His music seems to strike a particular chord, so to speak, with listeners as evidenced by his DarkPhillip Wesley Night of the Soul being named as one of the “50 Greatest New Age Albums of All Time” on the New Age Reviews website. His independently released music has been featured in radio, TV, film and print and can be found on many of today’s most popular platforms. Phillip’s albums continue to dominate the New Age genre and have reached #1 on the iTunes charts, The Top 100 on Amazon, #1 on Amazon New Age Music, Best Seller at CD Baby, and most recently #12 on the Billboard Charts (New Age Catalog Chart) sharing company with well-known performers Jim Brickman and The Piano Guys. And on the stage, Phillip has shared concert billing with other popular solo pianists such as Michelle McLaughlin, Joseph Akins, and more.


From the album’s opening notes on track one, “Less Traveled,” it is obvious that this is music that is powered by emotion. Strong left hand chords accented by lighter right hand arpeggios mark the first movement, which extends over half of the piece. I don’t know if I’d use the word “dark” to describe the mood, but suffice it to say, it doesn’t quite evoke visions of rainbows and unicorns. It’s a serious and pensive piece that reveals a depth of feeling right from the start and perhaps a brief look back at where he has come from when the journey of this trilogy began. As we move into track two, however, the atmosphere elevates with the lighter and more luminous “Unbridled Spirit.” It was here that I began to get a sense of Phillip’s keyboard virtuosity in the composition’s comparatively complex melodic structure as contrasted with the simpler phrasing of the first piece.

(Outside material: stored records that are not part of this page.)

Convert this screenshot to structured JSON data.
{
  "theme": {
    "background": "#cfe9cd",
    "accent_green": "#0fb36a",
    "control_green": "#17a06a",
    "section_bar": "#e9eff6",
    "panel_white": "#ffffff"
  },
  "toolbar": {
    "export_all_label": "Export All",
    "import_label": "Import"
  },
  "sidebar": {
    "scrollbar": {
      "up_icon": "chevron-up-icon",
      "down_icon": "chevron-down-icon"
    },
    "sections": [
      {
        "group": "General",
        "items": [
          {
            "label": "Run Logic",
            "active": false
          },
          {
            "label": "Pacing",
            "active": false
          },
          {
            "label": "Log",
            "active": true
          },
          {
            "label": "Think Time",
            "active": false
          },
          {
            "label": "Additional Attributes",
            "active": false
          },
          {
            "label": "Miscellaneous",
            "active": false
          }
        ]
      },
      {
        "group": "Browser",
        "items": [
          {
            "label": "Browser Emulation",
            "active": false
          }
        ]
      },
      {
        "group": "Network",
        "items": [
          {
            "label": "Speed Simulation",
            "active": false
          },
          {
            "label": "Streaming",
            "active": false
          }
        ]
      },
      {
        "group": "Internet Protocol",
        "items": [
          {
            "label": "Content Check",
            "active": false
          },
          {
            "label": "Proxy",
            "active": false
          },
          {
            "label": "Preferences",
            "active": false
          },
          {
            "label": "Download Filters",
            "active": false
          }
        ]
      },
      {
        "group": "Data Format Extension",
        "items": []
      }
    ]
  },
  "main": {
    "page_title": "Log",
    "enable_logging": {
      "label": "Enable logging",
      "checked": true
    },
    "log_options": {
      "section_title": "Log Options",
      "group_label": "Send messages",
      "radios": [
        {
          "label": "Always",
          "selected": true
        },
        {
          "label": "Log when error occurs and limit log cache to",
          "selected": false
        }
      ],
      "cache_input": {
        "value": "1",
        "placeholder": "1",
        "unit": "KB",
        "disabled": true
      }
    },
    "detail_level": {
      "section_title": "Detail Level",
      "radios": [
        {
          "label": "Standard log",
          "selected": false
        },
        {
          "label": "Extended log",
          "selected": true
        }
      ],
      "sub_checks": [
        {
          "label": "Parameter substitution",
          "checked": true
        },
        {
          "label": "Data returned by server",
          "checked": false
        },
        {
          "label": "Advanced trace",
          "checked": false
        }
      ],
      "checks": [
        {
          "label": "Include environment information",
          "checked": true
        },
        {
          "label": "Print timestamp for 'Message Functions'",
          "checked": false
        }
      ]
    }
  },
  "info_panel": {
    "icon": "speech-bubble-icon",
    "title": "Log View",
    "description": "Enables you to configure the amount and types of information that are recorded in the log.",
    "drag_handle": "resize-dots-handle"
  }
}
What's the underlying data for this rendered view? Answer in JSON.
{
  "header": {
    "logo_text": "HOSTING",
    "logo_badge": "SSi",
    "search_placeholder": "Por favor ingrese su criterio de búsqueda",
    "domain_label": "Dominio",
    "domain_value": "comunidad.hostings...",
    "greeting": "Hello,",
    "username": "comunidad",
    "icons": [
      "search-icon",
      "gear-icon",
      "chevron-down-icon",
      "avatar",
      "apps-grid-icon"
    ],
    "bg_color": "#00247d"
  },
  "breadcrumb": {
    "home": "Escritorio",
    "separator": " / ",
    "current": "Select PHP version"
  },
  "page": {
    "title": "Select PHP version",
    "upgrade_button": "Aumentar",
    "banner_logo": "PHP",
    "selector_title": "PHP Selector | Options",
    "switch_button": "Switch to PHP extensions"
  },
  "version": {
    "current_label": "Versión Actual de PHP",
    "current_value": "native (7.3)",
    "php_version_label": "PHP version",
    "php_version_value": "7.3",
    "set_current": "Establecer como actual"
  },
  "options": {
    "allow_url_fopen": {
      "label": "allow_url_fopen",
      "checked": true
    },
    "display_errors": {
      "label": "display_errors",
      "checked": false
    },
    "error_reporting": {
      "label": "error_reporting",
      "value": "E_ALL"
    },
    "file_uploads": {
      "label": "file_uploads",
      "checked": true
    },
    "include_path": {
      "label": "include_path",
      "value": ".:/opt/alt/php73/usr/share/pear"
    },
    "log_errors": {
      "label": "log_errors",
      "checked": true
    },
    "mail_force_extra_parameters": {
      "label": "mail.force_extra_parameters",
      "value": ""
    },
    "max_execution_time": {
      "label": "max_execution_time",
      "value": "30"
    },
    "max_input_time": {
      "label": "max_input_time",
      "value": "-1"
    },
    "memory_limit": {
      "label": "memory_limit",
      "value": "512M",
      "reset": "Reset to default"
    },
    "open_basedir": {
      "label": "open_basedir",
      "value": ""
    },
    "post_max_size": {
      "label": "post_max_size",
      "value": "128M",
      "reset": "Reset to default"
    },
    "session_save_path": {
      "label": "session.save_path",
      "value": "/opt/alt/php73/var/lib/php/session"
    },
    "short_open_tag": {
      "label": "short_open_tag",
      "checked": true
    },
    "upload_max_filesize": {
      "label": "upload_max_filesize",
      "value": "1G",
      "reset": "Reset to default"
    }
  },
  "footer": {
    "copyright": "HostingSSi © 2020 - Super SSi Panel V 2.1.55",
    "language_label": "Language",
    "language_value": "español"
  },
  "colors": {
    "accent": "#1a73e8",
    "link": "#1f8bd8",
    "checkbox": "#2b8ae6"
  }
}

The album’s title track is nothing short of, well, transcendent. It is powerful, moving, and uplifting. However, I appreciated Phillip’s sense of dynamics when he dropped into a quieter mode intermittently. On the other end of the emotional spectrum are the wistfully haunting strains of “Distant Memory.” Yet, not one to remain in any particular emotional zone from song to song, a track called “The Chase,” as the title implies, is a high velocity romp that I could definitely imagine in a film soundtrack.


Phillip in concertOne of my favorites is a heartfelt composition entitled “Union.” Written in ¾ time, I found it’s waltz-like rhythm and evocative chord progression to be quite moving and soul stirring. That feeling carries over into the next piece, “The Courage To Change.” However, a change is also on the horizon as we move into the more sensitive and introspective “Haunted Past.” The yin-yang comparison between these pieces illuminates the remarkable range and diversity in Phillip’s writing and playing. Perhaps no song illustrates this more than the enchantingly ethnic Eastern European influences of the next to the last song entitled “Gypsy.” The album concludes with its longest track, the 7 minute “Echoes Through Eternity.” This is a gorgeous impressionistic piece that is the most archetypal “new age” track on the recording. I especially enjoyed and found most appropriate, the use of digital delay on Phillip’s piano, which allowed the notes to echo and trail off into the distance. It was an unexpected touch and one that worked perfectly given the song’s title.


And so concludes a musical trilogy and deeply personal emotional journey. One of the marks of a gifted composer and instrumentalist is the power to draw the listener into  the ebb and flow of their feelings through the music and create a sympathetic resonance within them. Phillip Wesley elegantly displays this ability. Through his evocative compositions, he has bared his soul and in turn provided a poignant listening experience that emanates from a deep well of passion, grace, and sentiment.




Video from an earlier release: